Legacy internet applications refer to applications not originally developed for access over the internet. These applications may use HTTP in a non-RESTful manner. They can be incrementally accelerated without caching, benefiting only from the TCP Stack optimization done between edge Fastly POPs and the Shield POP, and the Shield POP to the origin. Then caching can be enabled incrementally, starting with the exchanges with the greatest user-experienced delay.
Live and live linear video streams & video on demand libraries
Live and live linear video content (for example, broadcast television) is generally delivered as a "stream" of information to users, which they either choose to watch or not during a specific broadcast time. Video on demand (VOD), on the other hand, allows end users to select and watch video content when they choose to, rather than having to watch at a specific broadcast time.

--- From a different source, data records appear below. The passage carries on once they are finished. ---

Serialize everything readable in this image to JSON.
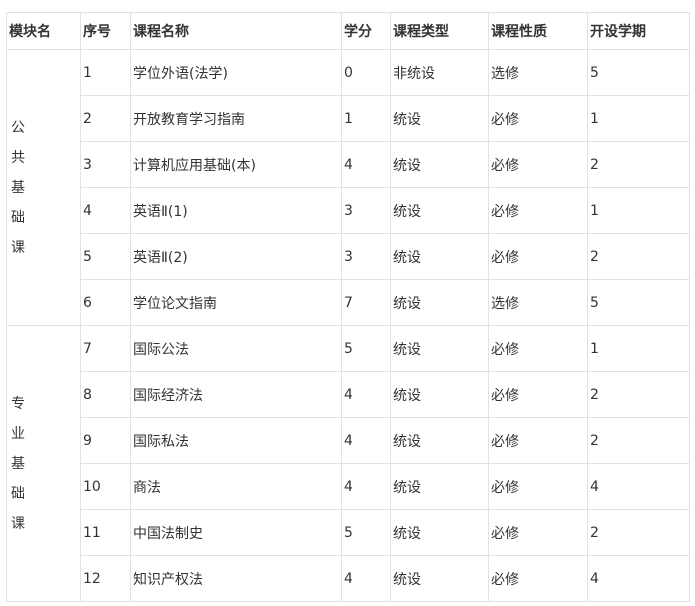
{
  "headers": [
    "模块名",
    "序号",
    "课程名称",
    "学分",
    "课程类型",
    "课程性质",
    "开设学期"
  ],
  "modules": [
    {
      "name_chars": [
        "公",
        "共",
        "基",
        "础",
        "课"
      ],
      "rows": [
        {
          "no": "1",
          "name": "学位外语(法学)",
          "credit": "0",
          "type": "非统设",
          "nature": "选修",
          "term": "5"
        },
        {
          "no": "2",
          "name": "开放教育学习指南",
          "credit": "1",
          "type": "统设",
          "nature": "必修",
          "term": "1"
        },
        {
          "no": "3",
          "name": "计算机应用基础(本)",
          "credit": "4",
          "type": "统设",
          "nature": "必修",
          "term": "2"
        },
        {
          "no": "4",
          "name": "英语Ⅱ(1)",
          "credit": "3",
          "type": "统设",
          "nature": "必修",
          "term": "1"
        },
        {
          "no": "5",
          "name": "英语Ⅱ(2)",
          "credit": "3",
          "type": "统设",
          "nature": "必修",
          "term": "2"
        },
        {
          "no": "6",
          "name": "学位论文指南",
          "credit": "7",
          "type": "统设",
          "nature": "选修",
          "term": "5"
        }
      ]
    },
    {
      "name_chars": [
        "专",
        "业",
        "基",
        "础",
        "课"
      ],
      "rows": [
        {
          "no": "7",
          "name": "国际公法",
          "credit": "5",
          "type": "统设",
          "nature": "必修",
          "term": "1"
        },
        {
          "no": "8",
          "name": "国际经济法",
          "credit": "4",
          "type": "统设",
          "nature": "必修",
          "term": "2"
        },
        {
          "no": "9",
          "name": "国际私法",
          "credit": "4",
          "type": "统设",
          "nature": "必修",
          "term": "2"
        },
        {
          "no": "10",
          "name": "商法",
          "credit": "4",
          "type": "统设",
          "nature": "必修",
          "term": "4"
        },
        {
          "no": "11",
          "name": "中国法制史",
          "credit": "5",
          "type": "统设",
          "nature": "必修",
          "term": "2"
        },
        {
          "no": "12",
          "name": "知识产权法",
          "credit": "4",
          "type": "统设",
          "nature": "必修",
          "term": "4"
        }
      ]
    }
  ]
}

Regardless of which type of video content an end user experiences, a video player can begin playing before its entire contents have been completely transmitted. End users access the video content from a customer's servers via HTTP requests from a video player application that can be embedded as a part of a web browser. Unlike other types of website content, this content does not contain formatting or display information. The video player handles the formatting and display instead.
When the video content is requested, the customer's server sends the content as a series of pre-packaged file chunks along with a manifest file required by the player to properly present the video to the end user. The manifest lists the names of each file chunk. The video player application needs to receive the manifest file first in order to know the names of the video content chunks to request.
"Pre-packaging" in this context refers to the process of receiving the video contents, converting or "transcoding" the stream into segments (chunks) for presentation at a specific dimension and transmission rate, and then packaging it so a video player can identify and request the segments of the live video a user wants to view.
To request video delivery on your account, contact your Fastly Account Representative at firstname.lastname@example.org.Back to Top